[[ EXTRACTED RECORDS, beginning ]]
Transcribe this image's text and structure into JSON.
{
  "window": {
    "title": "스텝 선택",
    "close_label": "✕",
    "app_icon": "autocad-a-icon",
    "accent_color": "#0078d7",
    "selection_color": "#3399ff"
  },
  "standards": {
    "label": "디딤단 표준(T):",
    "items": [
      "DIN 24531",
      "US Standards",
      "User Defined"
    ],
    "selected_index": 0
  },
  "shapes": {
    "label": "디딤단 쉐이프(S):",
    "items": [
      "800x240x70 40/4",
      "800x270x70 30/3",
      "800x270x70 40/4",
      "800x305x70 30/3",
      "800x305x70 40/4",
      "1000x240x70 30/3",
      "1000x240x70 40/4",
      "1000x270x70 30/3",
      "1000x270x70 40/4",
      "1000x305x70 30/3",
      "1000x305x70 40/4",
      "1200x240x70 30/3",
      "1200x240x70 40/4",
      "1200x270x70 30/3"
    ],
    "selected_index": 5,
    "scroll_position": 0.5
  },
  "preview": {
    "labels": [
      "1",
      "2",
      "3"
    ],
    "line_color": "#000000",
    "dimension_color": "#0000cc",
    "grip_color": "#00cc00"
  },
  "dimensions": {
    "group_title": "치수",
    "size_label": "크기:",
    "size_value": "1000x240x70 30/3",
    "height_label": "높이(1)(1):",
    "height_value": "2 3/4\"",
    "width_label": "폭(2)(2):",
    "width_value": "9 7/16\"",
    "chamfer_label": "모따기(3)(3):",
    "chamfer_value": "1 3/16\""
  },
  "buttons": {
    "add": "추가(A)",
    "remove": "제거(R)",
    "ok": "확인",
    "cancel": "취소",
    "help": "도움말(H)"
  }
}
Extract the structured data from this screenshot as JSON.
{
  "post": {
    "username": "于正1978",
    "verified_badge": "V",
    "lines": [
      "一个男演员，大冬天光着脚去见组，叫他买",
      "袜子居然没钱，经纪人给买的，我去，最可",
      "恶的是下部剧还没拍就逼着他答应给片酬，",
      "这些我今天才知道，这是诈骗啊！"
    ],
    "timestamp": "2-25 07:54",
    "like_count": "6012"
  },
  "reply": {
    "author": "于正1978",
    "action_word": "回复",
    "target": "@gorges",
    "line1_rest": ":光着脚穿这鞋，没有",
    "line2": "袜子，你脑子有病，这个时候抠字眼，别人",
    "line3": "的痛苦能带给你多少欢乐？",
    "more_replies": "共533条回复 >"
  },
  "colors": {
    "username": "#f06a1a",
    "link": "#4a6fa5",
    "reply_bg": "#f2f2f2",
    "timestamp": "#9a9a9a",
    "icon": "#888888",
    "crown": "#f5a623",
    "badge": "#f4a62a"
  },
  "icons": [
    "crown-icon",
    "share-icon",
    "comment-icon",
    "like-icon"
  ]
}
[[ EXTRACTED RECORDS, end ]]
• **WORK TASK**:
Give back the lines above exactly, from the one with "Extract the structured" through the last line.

• **RESPONSE**:
Extract the structured data from this screenshot as JSON.
{
  "post": {
    "username": "于正1978",
    "verified_badge": "V",
    "lines": [
      "一个男演员，大冬天光着脚去见组，叫他买",
      "袜子居然没钱，经纪人给买的，我去，最可",
      "恶的是下部剧还没拍就逼着他答应给片酬，",
      "这些我今天才知道，这是诈骗啊！"
    ],
    "timestamp": "2-25 07:54",
    "like_count": "6012"
  },
  "reply": {
    "author": "于正1978",
    "action_word": "回复",
    "target": "@gorges",
    "line1_rest": ":光着脚穿这鞋，没有",
    "line2": "袜子，你脑子有病，这个时候抠字眼，别人",
    "line3": "的痛苦能带给你多少欢乐？",
    "more_replies": "共533条回复 >"
  },
  "colors": {
    "username": "#f06a1a",
    "link": "#4a6fa5",
    "reply_bg": "#f2f2f2",
    "timestamp": "#9a9a9a",
    "icon": "#888888",
    "crown": "#f5a623",
    "badge": "#f4a62a"
  },
  "icons": [
    "crown-icon",
    "share-icon",
    "comment-icon",
    "like-icon"
  ]
}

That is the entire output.